         I. Lack of Federal Question Jurisdiction

         If a plaintiff's state cause of action will involve substantive analysis of the text in a CBA, then the LMRA preempts the state court from determining the issue because “questions relating to what the parties to a labor agreement agreed, and what legal consequences were intended to flow from breaches of that agreement, must be resolved by reference to uniform federal law” by a federal court. Vera v. Saks & Co., 335 F.3d 109, 114 (2d Cir. 2003). The “unusual preemptive power” accorded to § 301 of the LMRA “extends to create federal jurisdiction even when the plaintiff's complaint makes no reference to federal law and appears to plead an adequate state claim.” Vera, 335 F.3d at 114 (citing Livadas v. Bradshaw, 512 U.S. 107, 122 n. 16 (1994)).

         Relevant here, the Supreme Court has extended the preemptive effect of § 301 beyond suits alleging CBA violations only:

[Q]uestions relating to what the parties to a labor agreement agreed, and what legal consequences were intended to flow from breaches of that agreement, must be resolved by reference to uniform federal law, whether such questions arise in the context of a suit for breach of contract or in a suit alleging liability in tort.

Allis-Chalmers Corp. v. Lueck, 471 U.S. 202, 211 (1985). However, “[n]ot every suit concerning employment or tangentially involving a CBA . . . is preempted by section 301.” Vera, 335 F.3d at 114. Rather, “the pre-emption rule has been applied only to assure that the purposes animating § 301 will be frustrated neither by state laws purporting to determine questions relating to what the parties to a labor agreement agreed, and what legal consequences were intended to flow from breaches of that agreement, nor by parties' efforts to renege on their arbitration promises by relabeling as tort suits actions simply alleging breaches of duties assumed in collective-bargaining agreements.” Id. at 114-15 (quoting Livadas, 512 U.S. at 122-23 (internal citations and quotation marks omitted)).

         For example, if a state sets out rules or establishes rights and obligations independent of a labor contract, as the New York legislature appeared to do here in passing the uniform maintenance pay provision, actions to enforce those independent rules, rights, or obligations would not be preempted by § 301. Id. at 115 (citing Allis-Chalmers, 471 U.S. at 212). Similarly, a state claim would not be preempted if its application required mere referral to a CBA for “information such as rate of pay and other economic benefits that might be helpful in determining the damages to which a worker prevailing in a state-law suit is entitled.” Lingle v. Norge Div. of Magic Chef, Inc., 486 U.S. 399, 413 n. 12 (1988).

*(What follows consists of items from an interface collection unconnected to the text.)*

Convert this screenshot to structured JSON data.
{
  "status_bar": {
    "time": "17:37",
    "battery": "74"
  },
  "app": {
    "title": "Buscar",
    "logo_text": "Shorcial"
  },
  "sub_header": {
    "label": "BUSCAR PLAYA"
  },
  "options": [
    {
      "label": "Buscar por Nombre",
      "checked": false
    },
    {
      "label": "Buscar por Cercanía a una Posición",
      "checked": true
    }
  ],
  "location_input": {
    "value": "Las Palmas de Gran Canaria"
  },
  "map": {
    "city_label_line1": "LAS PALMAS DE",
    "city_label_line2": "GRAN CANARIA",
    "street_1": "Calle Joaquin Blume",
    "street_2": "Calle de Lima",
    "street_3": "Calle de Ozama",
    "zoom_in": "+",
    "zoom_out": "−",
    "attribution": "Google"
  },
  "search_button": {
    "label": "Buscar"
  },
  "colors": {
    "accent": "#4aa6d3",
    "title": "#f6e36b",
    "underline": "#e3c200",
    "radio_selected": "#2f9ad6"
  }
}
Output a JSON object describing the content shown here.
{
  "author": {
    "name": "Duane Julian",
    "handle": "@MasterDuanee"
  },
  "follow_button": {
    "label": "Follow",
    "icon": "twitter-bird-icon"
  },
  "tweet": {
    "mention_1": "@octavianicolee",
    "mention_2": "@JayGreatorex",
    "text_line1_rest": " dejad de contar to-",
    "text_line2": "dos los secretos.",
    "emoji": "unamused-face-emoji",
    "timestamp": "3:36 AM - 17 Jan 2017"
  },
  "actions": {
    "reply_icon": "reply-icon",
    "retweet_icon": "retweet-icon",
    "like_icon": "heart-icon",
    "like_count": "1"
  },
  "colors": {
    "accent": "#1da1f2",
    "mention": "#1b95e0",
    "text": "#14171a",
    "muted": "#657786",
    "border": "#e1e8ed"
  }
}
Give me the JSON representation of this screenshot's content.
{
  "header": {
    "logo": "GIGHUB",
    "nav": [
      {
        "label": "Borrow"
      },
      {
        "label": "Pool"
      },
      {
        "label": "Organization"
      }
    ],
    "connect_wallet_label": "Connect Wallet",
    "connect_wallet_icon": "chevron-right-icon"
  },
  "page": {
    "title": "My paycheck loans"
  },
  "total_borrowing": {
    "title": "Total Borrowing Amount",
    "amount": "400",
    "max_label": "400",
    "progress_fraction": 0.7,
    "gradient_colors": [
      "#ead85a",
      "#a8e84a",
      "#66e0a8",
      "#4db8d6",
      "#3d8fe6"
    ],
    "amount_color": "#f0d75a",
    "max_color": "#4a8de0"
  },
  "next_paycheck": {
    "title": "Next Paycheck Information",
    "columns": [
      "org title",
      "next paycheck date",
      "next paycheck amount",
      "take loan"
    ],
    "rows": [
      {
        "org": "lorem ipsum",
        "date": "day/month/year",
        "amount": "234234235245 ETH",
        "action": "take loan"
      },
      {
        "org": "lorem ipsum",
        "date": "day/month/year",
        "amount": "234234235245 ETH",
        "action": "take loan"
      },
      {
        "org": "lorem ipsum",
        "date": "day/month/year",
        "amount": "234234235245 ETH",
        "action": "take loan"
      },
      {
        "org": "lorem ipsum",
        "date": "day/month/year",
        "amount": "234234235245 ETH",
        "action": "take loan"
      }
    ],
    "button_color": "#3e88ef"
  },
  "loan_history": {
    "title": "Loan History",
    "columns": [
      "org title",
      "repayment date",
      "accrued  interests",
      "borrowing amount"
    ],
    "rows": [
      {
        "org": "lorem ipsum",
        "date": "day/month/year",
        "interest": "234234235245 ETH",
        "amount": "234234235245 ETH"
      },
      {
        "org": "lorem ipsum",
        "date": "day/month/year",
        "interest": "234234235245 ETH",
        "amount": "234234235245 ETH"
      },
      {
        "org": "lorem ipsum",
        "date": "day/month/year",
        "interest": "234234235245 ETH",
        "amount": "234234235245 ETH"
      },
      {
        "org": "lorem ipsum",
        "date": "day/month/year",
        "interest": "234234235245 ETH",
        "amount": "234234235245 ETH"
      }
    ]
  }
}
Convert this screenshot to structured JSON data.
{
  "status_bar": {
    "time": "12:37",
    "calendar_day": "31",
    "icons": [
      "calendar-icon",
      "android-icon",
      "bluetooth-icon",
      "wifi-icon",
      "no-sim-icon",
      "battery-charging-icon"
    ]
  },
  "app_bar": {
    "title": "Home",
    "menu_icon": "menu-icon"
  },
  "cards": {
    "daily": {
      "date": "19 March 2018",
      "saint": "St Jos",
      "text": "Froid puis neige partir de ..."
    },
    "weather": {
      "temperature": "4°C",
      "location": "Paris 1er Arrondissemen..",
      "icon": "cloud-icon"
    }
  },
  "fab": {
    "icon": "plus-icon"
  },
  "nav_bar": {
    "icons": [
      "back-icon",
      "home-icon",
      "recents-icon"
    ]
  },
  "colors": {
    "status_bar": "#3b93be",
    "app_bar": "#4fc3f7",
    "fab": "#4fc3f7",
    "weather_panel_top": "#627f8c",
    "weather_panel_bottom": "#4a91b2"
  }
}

         Put another way, “the bare fact that a collective-bargaining agreement will be consulted in the course of state-law litigation plainly does not require the claim to be extinguished.” Livadas, 512 U.S. at 124. Although “[t]he boundary between claims requiring ‘interpretation' of a CBA and ones that merely require such an agreement to be ‘consulted' is elusive, ” Wynn v. AC Rochester, 273 F.3d 153, 158 (2d Cir. ...


Buy This Entire Record For $7.95

Download the entire decision to receive the complete text, official citation,
docket number, dissents and concurrences, and footnotes for this case.

Learn more about what you receive with purchase of this case.